Seun Adigun, the 31-year-old who competed in the London 2012 Olympics as a track and field athlete, started the Nigerian bobsled team in 2016 with the help of GoFundMe. In the description of the online fundraising page where 474 people helped her raise $75,000 at press time, Adigun referred to herself as a God-fearing woman.
"I am not a believer of 'coincidence' – rather a God-fearing woman who understands that blessings are bestowed upon us when we maximize opportunities and operate with a selfless heart," Adigun wrote. "My name is Seun Adigun, and I am the driver of the aspirant 2018 Winter Olympic Nigerian Women's Bobsled Team."
During the process of the Nigeria team — consisting of Ngozi Onwumere, Akuoma Omeoga and skeleton racer Simidele Adeagbo — qualifying for the Olympics, Adigun continued to glorify God for the opportunity.
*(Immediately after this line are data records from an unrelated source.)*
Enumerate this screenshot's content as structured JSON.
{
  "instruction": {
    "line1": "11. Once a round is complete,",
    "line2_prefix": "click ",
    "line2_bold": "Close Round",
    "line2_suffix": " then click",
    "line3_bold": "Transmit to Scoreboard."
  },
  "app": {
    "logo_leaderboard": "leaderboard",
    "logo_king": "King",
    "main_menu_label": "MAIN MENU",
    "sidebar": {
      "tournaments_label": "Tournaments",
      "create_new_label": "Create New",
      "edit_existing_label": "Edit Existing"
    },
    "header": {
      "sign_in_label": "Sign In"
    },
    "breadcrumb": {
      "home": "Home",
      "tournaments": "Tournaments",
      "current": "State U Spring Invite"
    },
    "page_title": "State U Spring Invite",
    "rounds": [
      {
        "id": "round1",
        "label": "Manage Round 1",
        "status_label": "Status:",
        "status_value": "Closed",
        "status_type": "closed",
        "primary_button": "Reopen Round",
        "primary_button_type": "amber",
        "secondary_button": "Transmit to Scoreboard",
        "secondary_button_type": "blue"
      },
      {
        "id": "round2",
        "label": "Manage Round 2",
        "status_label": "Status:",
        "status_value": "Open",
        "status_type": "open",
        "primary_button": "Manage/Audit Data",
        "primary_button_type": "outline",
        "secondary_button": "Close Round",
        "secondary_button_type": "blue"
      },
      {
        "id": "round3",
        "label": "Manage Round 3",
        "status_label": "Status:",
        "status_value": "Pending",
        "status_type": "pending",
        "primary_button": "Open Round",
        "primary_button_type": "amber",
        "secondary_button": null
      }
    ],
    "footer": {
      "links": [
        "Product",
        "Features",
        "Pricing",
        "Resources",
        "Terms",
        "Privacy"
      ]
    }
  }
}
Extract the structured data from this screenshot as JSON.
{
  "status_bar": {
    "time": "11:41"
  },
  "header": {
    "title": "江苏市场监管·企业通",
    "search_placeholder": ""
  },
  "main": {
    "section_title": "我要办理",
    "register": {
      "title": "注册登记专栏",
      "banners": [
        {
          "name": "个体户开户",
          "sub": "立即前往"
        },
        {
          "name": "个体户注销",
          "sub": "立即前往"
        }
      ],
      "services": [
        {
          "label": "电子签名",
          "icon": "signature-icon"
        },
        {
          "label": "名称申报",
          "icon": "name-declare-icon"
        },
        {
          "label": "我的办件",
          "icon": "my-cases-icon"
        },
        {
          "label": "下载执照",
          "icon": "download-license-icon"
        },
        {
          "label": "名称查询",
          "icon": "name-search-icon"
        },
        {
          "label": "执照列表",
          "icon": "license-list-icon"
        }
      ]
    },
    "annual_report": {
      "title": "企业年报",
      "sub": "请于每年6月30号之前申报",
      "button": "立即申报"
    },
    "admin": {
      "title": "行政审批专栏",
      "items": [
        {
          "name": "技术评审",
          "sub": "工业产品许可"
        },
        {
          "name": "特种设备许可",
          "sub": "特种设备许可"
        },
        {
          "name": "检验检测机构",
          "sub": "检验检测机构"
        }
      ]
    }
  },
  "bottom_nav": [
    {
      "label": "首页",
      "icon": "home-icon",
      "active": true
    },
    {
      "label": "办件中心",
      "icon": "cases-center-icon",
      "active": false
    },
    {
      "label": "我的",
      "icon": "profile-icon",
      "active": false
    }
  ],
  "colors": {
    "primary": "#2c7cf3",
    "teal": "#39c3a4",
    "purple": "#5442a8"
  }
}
"With the world watching, I give praise to the most high and put [Nigeria] on my back. No one said this road would be easy, and God knows it's NOT, but I will #StayHumble & #StayHungry," she wrote on Instagram in November. "Thank you for your prayers. Thank you for your love."
The women's Bobsled competition will begin on Feb. 21. Simidele Adeagbo, a Christian who strengthened her relationship with Jesus Christ at the University of Kentucky, said she always wanted to be in the Olympics and felt God inspired her to do just that in 2015.
"In December of 2015 I read an article about the Nigerian women's bobsled team," the skeleton racer told Baptist Press. "And when I read that article, I felt like ... God was almost telling me, 'This is your chance.'"
Adigun has been vocal about her faith on her journey to the Olympics. When speaking to TMC News late last month, Adigun named faith and selflessness as important elements that helped her succeed.
The Olympic athlete said she believed God's will has allowed her to progress in her career.
"When you ride on faith, you're able to live in that element of selflessness. You're able to live in that moment of fearlessness," she said. "I don't attribute any type of individual success to myself, but more so to God's will to put me in places to allow things to flourish or opportunities to present themselves."